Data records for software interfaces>
__________________________________________________

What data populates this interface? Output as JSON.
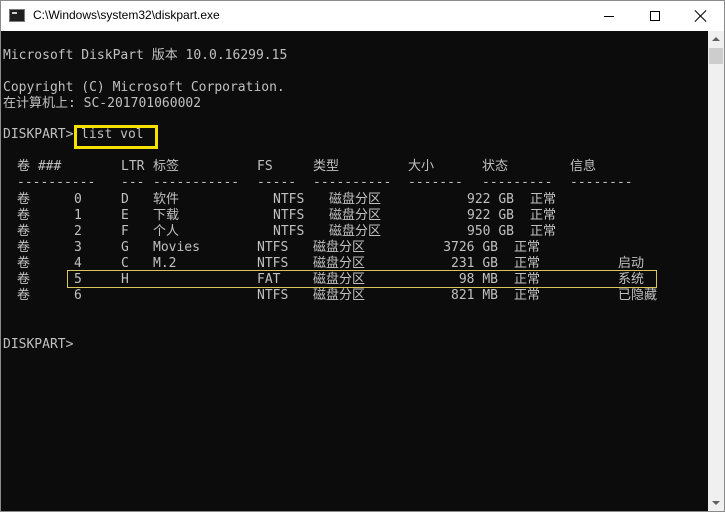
{
  "window": {
    "title": "C:\\Windows\\system32\\diskpart.exe"
  },
  "console": {
    "version_line": "Microsoft DiskPart 版本 10.0.16299.15",
    "copyright_line": "Copyright (C) Microsoft Corporation.",
    "computer_line": "在计算机上: SC-201701060002",
    "prompt": "DISKPART> ",
    "command": "list vol",
    "final_prompt": "DISKPART> "
  },
  "table": {
    "headers": {
      "vol": "卷 ###",
      "ltr": "LTR",
      "label": "标签",
      "fs": "FS",
      "type": "类型",
      "size": "大小",
      "status": "状态",
      "info": "信息"
    },
    "separators": {
      "vol": "----------",
      "ltr": "---",
      "label": "-----------",
      "fs": "-----",
      "type": "----------",
      "size": "-------",
      "status": "---------",
      "info": "--------"
    },
    "rows": [
      {
        "vol": "卷",
        "num": "0",
        "ltr": "D",
        "label": "软件",
        "fs": "NTFS",
        "type": "磁盘分区",
        "size": "922 GB",
        "status": "正常",
        "info": ""
      },
      {
        "vol": "卷",
        "num": "1",
        "ltr": "E",
        "label": "下载",
        "fs": "NTFS",
        "type": "磁盘分区",
        "size": "922 GB",
        "status": "正常",
        "info": ""
      },
      {
        "vol": "卷",
        "num": "2",
        "ltr": "F",
        "label": "个人",
        "fs": "NTFS",
        "type": "磁盘分区",
        "size": "950 GB",
        "status": "正常",
        "info": ""
      },
      {
        "vol": "卷",
        "num": "3",
        "ltr": "G",
        "label": "Movies",
        "fs": "NTFS",
        "type": "磁盘分区",
        "size": "3726 GB",
        "status": "正常",
        "info": ""
      },
      {
        "vol": "卷",
        "num": "4",
        "ltr": "C",
        "label": "M.2",
        "fs": "NTFS",
        "type": "磁盘分区",
        "size": "231 GB",
        "status": "正常",
        "info": "启动"
      },
      {
        "vol": "卷",
        "num": "5",
        "ltr": "H",
        "label": "",
        "fs": "FAT",
        "type": "磁盘分区",
        "size": "98 MB",
        "status": "正常",
        "info": "系统"
      },
      {
        "vol": "卷",
        "num": "6",
        "ltr": "",
        "label": "",
        "fs": "NTFS",
        "type": "磁盘分区",
        "size": "821 MB",
        "status": "正常",
        "info": "已隐藏"
      }
    ]
  },
  "colors": {
    "console_bg": "#0c0c0c",
    "console_text": "#c0c0c0",
    "command_highlight": "#f5e000",
    "row_highlight": "#d8c65a"
  },
  "icons": {
    "app": "console-app-icon",
    "minimize": "minimize-icon",
    "maximize": "maximize-icon",
    "close": "close-icon"
  }
}
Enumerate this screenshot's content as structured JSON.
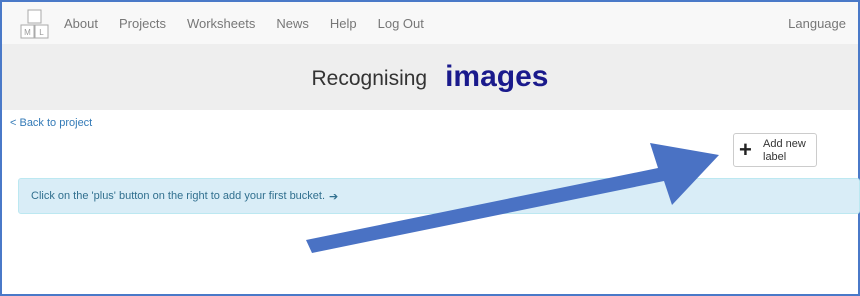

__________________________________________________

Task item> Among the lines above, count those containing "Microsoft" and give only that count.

Reply> 2